What do policy makers do? The question is important, because making policy engages a great number of people one way or another, and what they do they might do well or badly. Our standard answers are rather hazy, not least because policy making entails such great numbers of people doing a great number of things. The literature tends to have addressed the question in functional terms, outlining and defining – and endlessly debating – different sets of activities such as advocacy and agenda-setting, formulating and decision making, implementing and evaluating.
Continue reading What do policy makers really do?: ‘I read, write and have meetings’
Journal Manager of Policy & Politics
Policy & Politics Autumn Highlights collection free to access from 1 August – 31 October 2019.

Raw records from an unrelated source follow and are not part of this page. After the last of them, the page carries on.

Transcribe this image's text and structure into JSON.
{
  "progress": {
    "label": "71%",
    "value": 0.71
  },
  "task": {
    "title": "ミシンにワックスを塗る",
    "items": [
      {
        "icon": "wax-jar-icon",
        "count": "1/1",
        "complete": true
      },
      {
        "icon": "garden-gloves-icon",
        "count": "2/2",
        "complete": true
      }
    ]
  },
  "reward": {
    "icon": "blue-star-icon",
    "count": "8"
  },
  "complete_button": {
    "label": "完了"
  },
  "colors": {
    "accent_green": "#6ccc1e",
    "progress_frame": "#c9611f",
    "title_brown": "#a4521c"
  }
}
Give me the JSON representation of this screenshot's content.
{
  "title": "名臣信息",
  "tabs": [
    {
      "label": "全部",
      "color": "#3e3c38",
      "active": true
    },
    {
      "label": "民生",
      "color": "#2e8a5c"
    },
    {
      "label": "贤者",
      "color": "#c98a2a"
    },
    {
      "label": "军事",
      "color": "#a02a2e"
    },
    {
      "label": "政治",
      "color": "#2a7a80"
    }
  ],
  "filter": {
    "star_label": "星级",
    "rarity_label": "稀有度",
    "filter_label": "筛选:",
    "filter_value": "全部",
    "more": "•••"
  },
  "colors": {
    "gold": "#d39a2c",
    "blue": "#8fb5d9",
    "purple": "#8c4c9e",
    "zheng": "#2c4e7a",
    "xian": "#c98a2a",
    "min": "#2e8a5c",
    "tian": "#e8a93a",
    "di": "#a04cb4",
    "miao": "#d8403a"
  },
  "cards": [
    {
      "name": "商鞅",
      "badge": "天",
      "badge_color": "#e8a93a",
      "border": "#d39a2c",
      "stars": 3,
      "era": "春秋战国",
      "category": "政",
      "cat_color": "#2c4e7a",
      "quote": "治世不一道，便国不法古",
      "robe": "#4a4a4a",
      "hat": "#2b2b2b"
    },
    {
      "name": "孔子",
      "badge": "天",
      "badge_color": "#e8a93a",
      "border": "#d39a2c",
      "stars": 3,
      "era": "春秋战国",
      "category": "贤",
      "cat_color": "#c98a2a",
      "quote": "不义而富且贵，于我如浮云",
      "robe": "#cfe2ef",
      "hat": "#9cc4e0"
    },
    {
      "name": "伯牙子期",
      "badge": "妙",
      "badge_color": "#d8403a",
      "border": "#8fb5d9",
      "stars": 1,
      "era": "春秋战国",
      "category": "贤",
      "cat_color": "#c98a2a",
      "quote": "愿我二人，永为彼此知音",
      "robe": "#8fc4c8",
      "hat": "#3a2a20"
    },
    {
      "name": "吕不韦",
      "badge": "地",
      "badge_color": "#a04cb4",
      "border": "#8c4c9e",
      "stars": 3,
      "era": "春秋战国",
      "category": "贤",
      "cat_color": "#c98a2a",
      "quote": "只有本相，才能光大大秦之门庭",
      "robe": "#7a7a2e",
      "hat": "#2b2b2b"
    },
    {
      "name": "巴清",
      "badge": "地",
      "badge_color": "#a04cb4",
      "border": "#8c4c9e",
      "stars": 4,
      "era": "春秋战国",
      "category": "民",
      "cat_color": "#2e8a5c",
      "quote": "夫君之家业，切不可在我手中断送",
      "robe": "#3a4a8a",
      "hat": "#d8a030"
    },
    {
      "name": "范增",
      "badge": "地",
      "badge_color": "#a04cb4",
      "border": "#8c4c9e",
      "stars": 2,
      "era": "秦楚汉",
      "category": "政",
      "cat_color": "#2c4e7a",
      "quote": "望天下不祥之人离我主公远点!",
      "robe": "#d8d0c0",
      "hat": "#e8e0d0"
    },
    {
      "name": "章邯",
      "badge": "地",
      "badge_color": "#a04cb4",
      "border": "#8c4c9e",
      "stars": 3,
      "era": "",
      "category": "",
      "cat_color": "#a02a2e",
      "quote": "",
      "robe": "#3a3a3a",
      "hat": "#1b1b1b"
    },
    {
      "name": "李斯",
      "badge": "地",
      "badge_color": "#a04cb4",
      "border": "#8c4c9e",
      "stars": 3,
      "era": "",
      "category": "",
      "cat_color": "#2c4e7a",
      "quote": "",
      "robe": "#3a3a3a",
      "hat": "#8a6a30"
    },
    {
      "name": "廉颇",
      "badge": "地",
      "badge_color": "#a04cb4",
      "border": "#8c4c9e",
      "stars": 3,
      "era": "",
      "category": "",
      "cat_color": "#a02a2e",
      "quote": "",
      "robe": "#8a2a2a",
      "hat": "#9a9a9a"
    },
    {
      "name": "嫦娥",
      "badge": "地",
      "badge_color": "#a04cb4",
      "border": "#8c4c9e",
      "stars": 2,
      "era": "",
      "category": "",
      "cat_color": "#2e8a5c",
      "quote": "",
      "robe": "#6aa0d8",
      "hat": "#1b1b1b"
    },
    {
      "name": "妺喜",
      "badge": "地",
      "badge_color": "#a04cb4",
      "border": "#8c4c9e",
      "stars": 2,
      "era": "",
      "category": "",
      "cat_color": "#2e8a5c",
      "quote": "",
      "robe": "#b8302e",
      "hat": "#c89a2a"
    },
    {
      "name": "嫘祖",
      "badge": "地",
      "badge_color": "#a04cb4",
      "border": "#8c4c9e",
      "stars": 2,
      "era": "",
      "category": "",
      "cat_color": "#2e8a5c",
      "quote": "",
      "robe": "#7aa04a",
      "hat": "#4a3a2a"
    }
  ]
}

This quarter’s highlights collection focuses on some of our recent articles looking at public participation in the political process through a range of different lenses. Our first article, the Use and Abuse of Participatory Governance by Populist Governments challenge the notion prevalent in academic literature that participatory governance is a panacea for all ills in Western democracies. Based on a case study of Viktor Orban’s national consultations in Hungary, the authors use their case as evidence of how not to run a public consultation and why asking the public is not always such a great idea.
Continue reading Autumn Highlights Collection from Policy & Politics
New research articles for course reading lists in Public Policy, Politics and Social Policy from Policy & Politics. By Oscar Berglund, Lecturer in International Public and Social Policy, School for Policy Studies, University of Bristol.
All articles mentioned in this blog post are free to access until 20th September or Open Access.
Continue reading Updating your course reading lists? Check out our essential reading recommendations
Peter Eckersley and Paul Tobin
How can we identify the real impact of austerity on policy? Our recent article in Policy & Politics bridges the gaps between research on ‘cutback management’, ‘policy capacity’ and ‘policy dismantling’, finding that front-line and often short-term challenges are being prioritised over more hidden and medium-term threats. The results suggest a ticking time-bomb for discovering the real impacts of austerity – particularly in sectors such as the environment, where policymakers need to stay on top of scientific and societal developments in order to design effective approaches to problems. Continue reading The Impact of Austerity on Policy Capacity in Local Government
Representatives from the Policy & Politics journal team are delighted to be attending the 4th International Conference on Public Policy #ICPP4 at Concordia University, Montreal. We are looking forward to celebrating with our authors, reviewers and board members over our recent impact factor rise to 2.028 which has taken us into the top 20 of all international journals in public administration and the top 50 for political science.
You can read the top cited articles contributing to our impact factor of 2.028 for FREE until 31 July!
Please look out for our representatives around the conference to discuss any relevant articles you are planning to publish. They are: Continue reading Policy & Politics at the International Conference on Public Policy #ICPP4, Montreal
Sarah Ayres, Steve Martin, Felicity Matthews – Policy & Politics Editors
We are delighted to announce that Policy & Politics has achieved a fantastic result in this year’s Journal Citation Reports with its highest ever Impact Factor of 2.028. The journal is now in the top 20 of the Public Administration category and the top 50 for Political Science.
This impressive outcome is testimony to the outstanding quality of research produced by our authors, the meticulous scrutiny of our peer reviewers, and the hard work of the Policy & Politics and Policy Press team. We would like to offer our thanks and congratulations to all.
To celebrate this increase, we have made the most highly cited articles which contributed to the 2018 Impact Factor free to read until 31 July 2019: Continue reading 2018 Impact Factor announcement: Read our most highly cited articles
Agnes Batory & Sara Svensson
Involving people in policy-making is generally a good thing. Policy-makers themselves often pay at least lip-service to the importance of giving citizens a say. In the academic literature, participatory governance has been, with some exaggeration, almost universally hailed as a panacea to all ills in Western democracies. In particular, it is advocated as a way to remedy the alienation of voters from politicians who seem to be oblivious to the concerns of the common man and woman, with an ensuing decline in public trust in government. Representation by political parties is ridden with problems, so the argument goes, and in any case it is overly focused on the act of voting in elections – a one-off event once every few years which limits citizens’ ability to control the policy agenda. On the other hand, various forms of public participation are expected to educate citizens, help develop a civic culture, and boost the legitimacy of decision-making. Consequently, practices to ensure that citizens can provide direct input into policy-making are to be welcomed on both pragmatic and normative grounds. Continue reading How not to conduct a consultation – and why asking the public is not always such a great idea